  • condom use; sexual delay [ Time Frame: 3 years ] [ Designated as safety issue: No ]

Secondary Outcome Measures:
  • parent-adolescent sexual communication [ Time Frame: 3 years ] [ Designated as safety issue: No ]
  • condom use attitudes [ Time Frame: 3 years ] [ Designated as safety issue: No ]

Enrollment: 718
Study Start Date: April 2002
Estimated Primary Completion Date: December 2010 (Final data collection date for primary outcome measure)
Arms Assigned Interventions
Experimental: 1
Parent-child
Behavioral: Family-based HIV prevention program
comparison between parent-child intervention targeting parent-teen sexual communication, condom use skills, and assertiveness training to an adolescent-only intervention that targets similar constructs minus parent-teen sexual communication and a general health promotion intervention
Active Comparator: 2
Adolescent only intervention focusing on condom use skills and assertiveness training around sexual discussions
Behavioral: Family-based HIV prevention program
comparison between parent-child intervention targeting parent-teen sexual communication, condom use skills, and assertiveness training to an adolescent-only intervention that targets similar constructs minus parent-teen sexual communication and a general health promotion intervention
Placebo Comparator: 3
Health promotion intervention including general health promotion topics such as smoking, diet, exercise, etc.
Behavioral: Family-based HIV prevention program
comparison between parent-child intervention targeting parent-teen sexual communication, condom use skills, and assertiveness training to an adolescent-only intervention that targets similar constructs minus parent-teen sexual communication and a general health promotion intervention

  Eligibility

Ages Eligible for Study:   13 Years to 18 Years
Genders Eligible for Study:   Both
Accepts Healthy Volunteers:   Yes
Criteria

Inclusion Criteria:

  • Adolescent in mental health treatment
  • Living with parent/caregiver past 3 months

Exclusion Criteria:

  • Adolescent is HIV positive
  • Adolescent is pregnant
  Contacts and Locations
Choosing to participate in a study is an important personal decision. Talk with your doctor and family members or friends about deciding to join a study. To learn more about this study, you or your doctor may contact the study research staff using the Contacts provided below. For general information, see Learn About Clinical Studies.

Please refer to this study by its ClinicalTrials.gov identifier: NCT00496691
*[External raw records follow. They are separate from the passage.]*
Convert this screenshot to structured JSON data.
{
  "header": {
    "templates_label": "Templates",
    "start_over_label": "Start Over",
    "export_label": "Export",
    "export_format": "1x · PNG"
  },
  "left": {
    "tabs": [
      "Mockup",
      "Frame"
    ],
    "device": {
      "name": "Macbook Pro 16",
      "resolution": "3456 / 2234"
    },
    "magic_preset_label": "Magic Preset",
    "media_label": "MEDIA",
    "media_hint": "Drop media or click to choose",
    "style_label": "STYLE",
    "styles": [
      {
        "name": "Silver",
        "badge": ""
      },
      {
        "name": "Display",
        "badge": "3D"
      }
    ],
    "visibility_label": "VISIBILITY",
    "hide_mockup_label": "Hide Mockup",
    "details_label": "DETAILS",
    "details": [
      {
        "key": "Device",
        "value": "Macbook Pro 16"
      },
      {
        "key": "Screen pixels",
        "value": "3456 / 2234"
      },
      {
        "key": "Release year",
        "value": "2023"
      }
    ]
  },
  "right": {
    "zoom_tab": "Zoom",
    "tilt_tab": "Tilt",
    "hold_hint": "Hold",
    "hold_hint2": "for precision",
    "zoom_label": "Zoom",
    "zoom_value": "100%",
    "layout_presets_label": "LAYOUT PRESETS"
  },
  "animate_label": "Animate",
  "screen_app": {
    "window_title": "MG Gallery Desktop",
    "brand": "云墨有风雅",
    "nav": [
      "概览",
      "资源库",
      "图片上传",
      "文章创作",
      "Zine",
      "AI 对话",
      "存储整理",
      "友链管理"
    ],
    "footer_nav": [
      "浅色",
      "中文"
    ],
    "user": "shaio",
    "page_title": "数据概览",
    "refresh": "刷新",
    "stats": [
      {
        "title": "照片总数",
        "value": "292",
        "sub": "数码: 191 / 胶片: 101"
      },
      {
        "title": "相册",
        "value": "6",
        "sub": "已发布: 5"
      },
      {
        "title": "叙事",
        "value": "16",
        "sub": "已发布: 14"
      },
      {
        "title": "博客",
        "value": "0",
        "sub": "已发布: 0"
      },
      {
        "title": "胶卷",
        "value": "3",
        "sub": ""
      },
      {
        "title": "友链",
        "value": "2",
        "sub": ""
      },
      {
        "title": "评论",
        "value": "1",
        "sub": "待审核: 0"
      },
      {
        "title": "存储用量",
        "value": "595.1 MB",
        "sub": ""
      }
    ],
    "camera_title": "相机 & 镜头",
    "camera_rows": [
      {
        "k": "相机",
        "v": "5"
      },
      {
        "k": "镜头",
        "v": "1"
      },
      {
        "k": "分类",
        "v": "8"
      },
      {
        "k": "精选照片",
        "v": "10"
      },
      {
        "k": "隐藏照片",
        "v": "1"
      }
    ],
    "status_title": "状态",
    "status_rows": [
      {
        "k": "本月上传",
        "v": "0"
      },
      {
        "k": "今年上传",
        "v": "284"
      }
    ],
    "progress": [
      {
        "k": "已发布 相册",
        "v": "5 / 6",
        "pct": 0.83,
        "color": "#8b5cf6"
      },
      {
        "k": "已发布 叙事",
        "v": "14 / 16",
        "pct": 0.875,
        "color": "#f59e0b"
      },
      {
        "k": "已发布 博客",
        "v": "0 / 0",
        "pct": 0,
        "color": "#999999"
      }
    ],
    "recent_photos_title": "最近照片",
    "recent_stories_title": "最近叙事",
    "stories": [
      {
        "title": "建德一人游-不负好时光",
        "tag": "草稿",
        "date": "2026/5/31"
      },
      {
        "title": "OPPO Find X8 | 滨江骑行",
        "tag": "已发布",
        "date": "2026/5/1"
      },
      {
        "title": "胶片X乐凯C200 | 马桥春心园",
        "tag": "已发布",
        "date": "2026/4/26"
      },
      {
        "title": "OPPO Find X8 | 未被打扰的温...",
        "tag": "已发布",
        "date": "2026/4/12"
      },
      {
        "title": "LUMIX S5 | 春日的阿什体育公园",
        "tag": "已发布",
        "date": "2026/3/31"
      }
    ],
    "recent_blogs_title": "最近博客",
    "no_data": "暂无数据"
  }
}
Locations
United States, Rhode Island
Rhode Island Hospital
Providence, Rhode Island, United States, 02903
Sponsors and Collaborators
Rhode Island Hospital
Investigators
Principal Investigator: Larry K Brown, MD Rhode Island Hospital/ Brown University
  More Information

No publications provided by Rhode Island Hospital

Additional publications automatically indexed to this study by ClinicalTrials.gov Identifier (NCT Number):
Responsible Party: Larry K. Brown/Principal Investigator, Rhode Island Hospital
ClinicalTrials.gov Identifier: NCT00496691     History of Changes
Other Study ID Numbers: R01-MH63008-5
Study First Received: July 3, 2007
Last Updated: February 5, 2009
Health Authority: United States: Institutional Review Board

Keywords provided by Rhode Island Hospital:
HIV prevention
HIV Seronegativity

Additional relevant MeSH terms:
HIV Infections
Acquired Immunodeficiency Syndrome
Mental Disorders
Lentivirus Infections
Retroviridae Infections
RNA Virus Infections
Virus Diseases
Sexually Transmitted Diseases, Viral
Sexually Transmitted Diseases
Immunologic Deficiency Syndromes
Immune System Diseases
Slow Virus Diseases

ClinicalTrials.gov processed this record on August 18, 2014